Your instructions.
Copy out each line featuring the string "successfully" from the entries beneath.

(Stored items from a collection)
• • •

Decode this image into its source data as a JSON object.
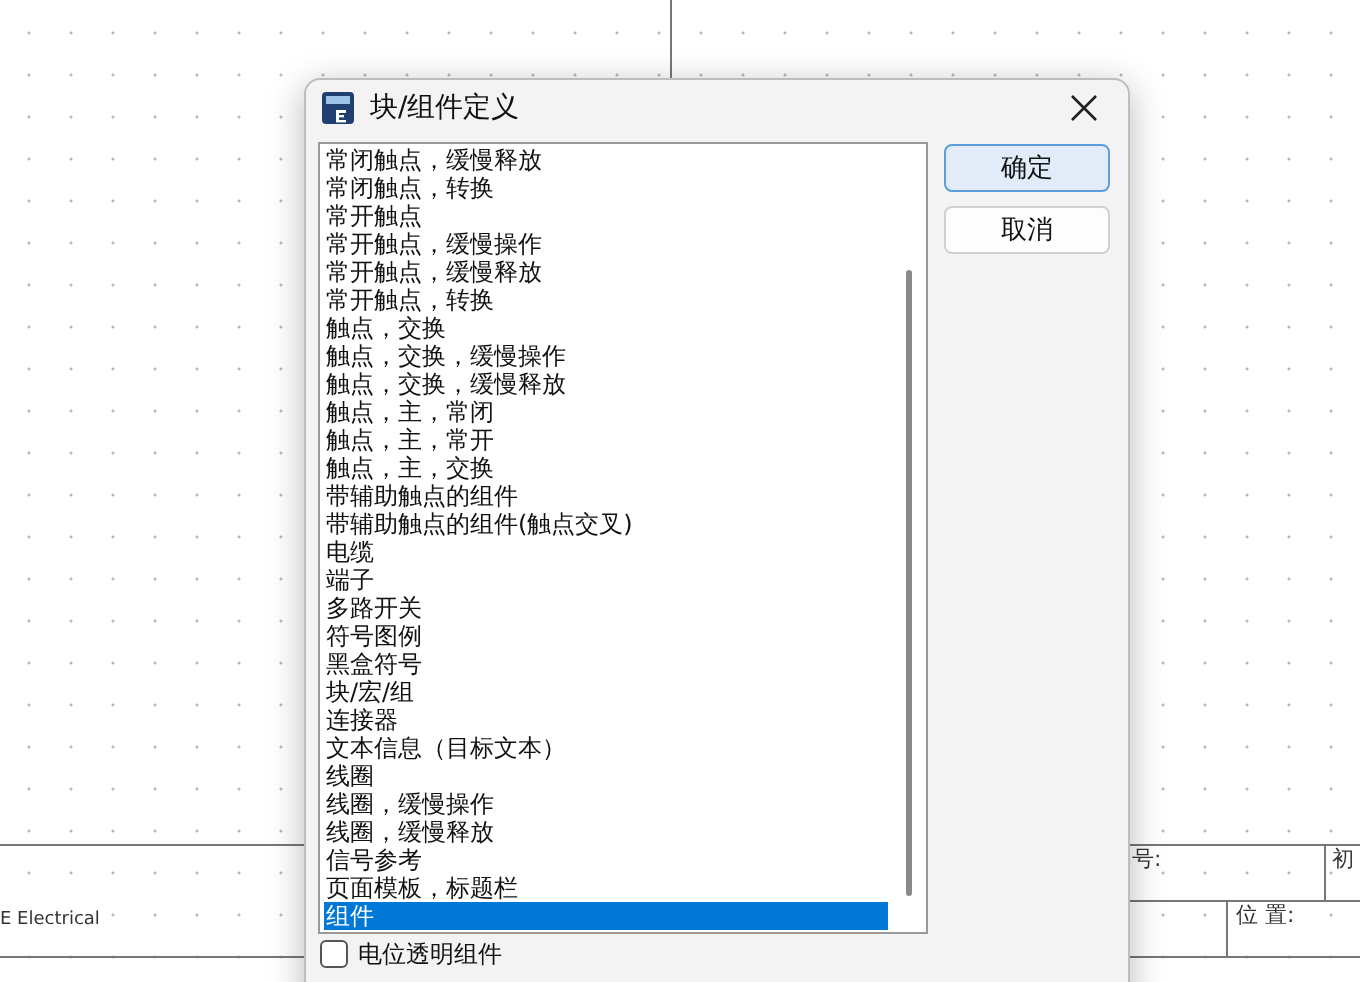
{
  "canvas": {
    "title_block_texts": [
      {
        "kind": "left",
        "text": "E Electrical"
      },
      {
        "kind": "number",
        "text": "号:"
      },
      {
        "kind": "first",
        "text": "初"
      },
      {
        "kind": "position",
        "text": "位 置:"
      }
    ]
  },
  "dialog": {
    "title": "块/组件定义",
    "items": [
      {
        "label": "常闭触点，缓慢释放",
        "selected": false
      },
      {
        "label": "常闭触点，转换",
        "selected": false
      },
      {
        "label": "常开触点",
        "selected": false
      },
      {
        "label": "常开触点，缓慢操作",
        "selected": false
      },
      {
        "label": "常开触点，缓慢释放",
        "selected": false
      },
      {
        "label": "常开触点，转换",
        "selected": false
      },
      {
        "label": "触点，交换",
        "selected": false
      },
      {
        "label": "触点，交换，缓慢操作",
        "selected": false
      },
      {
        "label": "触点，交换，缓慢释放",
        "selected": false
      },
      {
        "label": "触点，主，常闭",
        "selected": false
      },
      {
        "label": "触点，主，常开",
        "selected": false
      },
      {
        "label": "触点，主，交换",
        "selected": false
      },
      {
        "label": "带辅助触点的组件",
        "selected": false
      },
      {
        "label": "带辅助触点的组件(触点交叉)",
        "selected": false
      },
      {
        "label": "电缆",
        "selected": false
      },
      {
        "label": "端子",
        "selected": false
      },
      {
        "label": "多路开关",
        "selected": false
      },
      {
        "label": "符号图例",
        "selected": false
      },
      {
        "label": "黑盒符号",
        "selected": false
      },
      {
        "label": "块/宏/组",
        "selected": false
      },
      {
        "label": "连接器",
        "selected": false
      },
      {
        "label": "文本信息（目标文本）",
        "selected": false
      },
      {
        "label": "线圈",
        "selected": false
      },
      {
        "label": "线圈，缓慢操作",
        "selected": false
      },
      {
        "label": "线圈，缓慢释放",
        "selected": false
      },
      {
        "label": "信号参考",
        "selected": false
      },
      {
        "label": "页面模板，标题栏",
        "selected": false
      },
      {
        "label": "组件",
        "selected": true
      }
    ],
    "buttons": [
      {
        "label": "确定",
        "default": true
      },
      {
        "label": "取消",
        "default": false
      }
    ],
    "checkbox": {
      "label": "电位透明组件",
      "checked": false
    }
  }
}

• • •

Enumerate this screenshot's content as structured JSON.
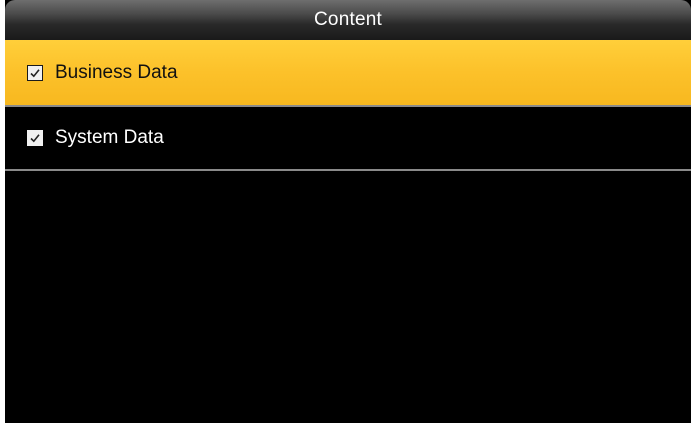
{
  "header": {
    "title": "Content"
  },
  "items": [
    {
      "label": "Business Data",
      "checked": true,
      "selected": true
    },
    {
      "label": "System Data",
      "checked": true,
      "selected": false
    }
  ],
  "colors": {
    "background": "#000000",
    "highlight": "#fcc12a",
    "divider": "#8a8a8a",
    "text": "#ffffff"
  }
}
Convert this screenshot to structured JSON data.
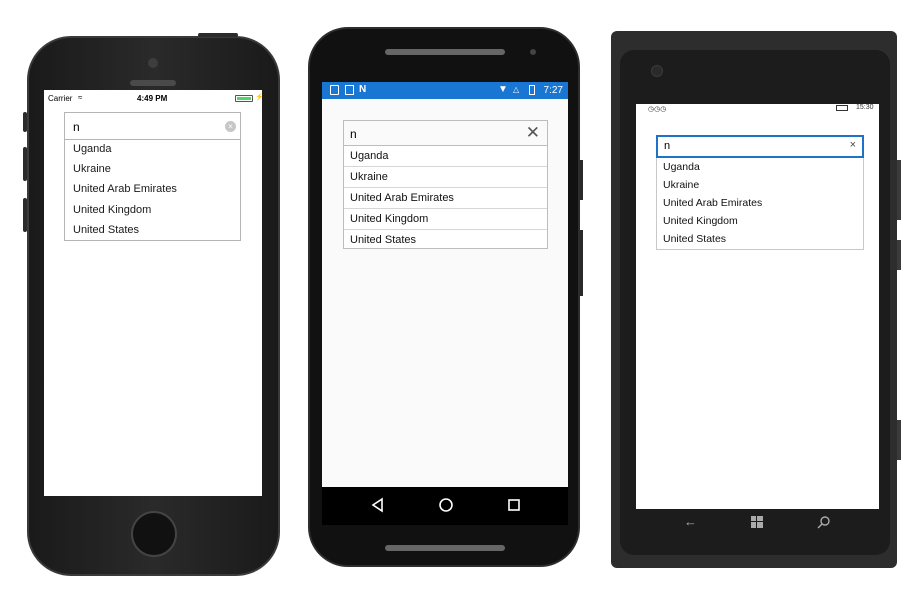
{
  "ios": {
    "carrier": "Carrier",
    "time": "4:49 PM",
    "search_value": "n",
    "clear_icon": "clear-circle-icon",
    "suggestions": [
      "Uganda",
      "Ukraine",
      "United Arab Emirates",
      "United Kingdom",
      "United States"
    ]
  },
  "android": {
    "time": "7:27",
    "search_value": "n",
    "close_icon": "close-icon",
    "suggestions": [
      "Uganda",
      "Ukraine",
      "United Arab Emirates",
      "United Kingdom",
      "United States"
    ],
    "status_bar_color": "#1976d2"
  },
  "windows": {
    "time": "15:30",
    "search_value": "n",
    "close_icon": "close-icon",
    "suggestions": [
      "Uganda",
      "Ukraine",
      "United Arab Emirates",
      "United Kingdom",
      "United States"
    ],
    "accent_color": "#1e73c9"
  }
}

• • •

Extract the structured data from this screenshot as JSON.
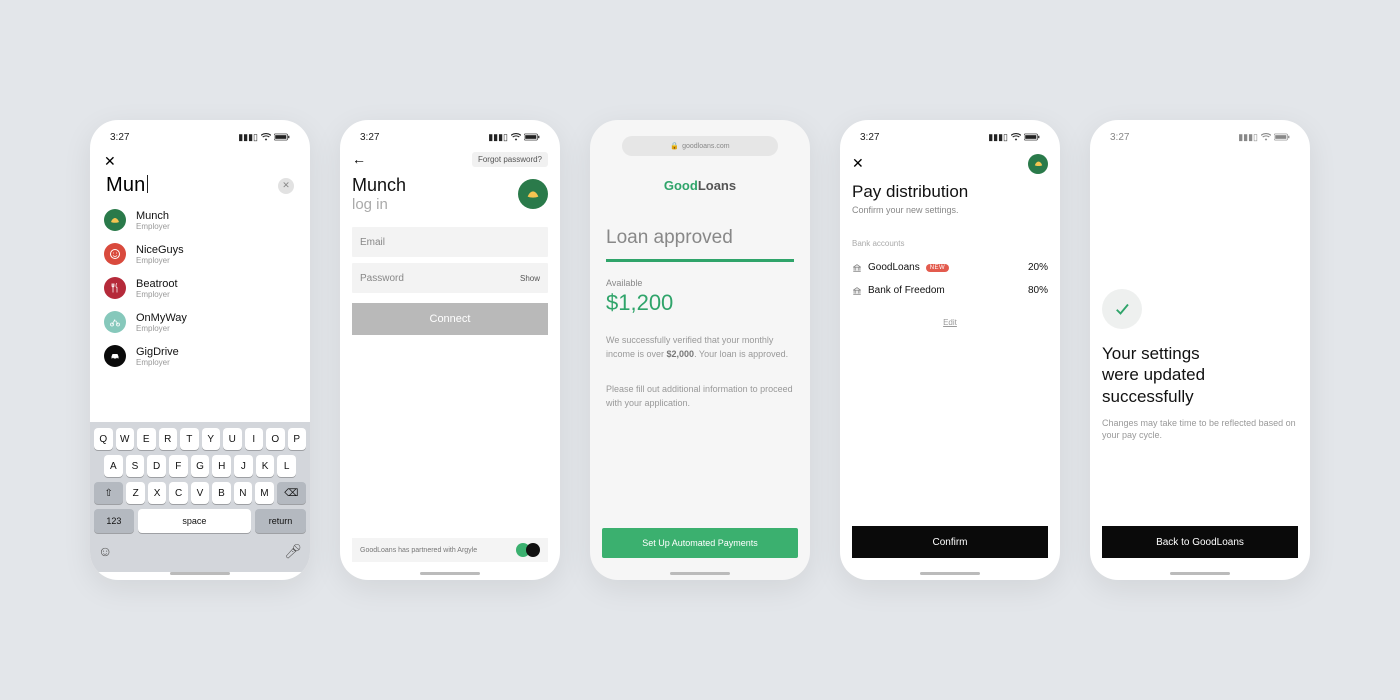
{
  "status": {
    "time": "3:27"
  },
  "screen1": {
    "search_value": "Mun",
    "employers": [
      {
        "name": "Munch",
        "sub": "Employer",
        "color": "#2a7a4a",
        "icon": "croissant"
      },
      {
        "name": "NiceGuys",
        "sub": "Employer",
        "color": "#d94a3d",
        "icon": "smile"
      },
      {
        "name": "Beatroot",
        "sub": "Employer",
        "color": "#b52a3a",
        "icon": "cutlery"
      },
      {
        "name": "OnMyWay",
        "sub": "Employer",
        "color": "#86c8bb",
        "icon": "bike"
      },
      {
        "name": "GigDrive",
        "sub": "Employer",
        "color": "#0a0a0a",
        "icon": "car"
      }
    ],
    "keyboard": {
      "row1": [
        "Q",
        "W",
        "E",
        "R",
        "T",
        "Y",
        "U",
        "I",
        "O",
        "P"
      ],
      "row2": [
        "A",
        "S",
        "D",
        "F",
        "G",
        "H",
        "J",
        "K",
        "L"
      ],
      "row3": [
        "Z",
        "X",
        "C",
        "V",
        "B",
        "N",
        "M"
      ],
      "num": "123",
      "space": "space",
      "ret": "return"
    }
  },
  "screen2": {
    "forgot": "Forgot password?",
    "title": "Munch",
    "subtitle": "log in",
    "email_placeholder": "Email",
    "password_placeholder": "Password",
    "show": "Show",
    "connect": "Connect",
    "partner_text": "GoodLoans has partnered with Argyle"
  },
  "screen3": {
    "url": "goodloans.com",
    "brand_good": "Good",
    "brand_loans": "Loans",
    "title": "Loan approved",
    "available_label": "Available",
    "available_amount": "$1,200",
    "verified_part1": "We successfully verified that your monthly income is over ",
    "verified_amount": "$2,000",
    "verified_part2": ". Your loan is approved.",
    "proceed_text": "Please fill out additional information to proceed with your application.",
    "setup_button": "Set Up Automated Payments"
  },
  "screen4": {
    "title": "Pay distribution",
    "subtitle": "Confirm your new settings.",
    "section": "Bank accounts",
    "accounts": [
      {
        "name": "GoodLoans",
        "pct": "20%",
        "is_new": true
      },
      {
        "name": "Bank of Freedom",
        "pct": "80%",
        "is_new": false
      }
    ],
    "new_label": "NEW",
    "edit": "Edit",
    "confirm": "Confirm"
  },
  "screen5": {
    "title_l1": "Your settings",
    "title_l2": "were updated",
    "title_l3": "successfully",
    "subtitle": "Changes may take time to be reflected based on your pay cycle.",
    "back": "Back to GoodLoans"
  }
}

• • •

Solution below.
    "verified_part1": "We successfully verified that your monthly income is over ",
    "title_l3": "successfully",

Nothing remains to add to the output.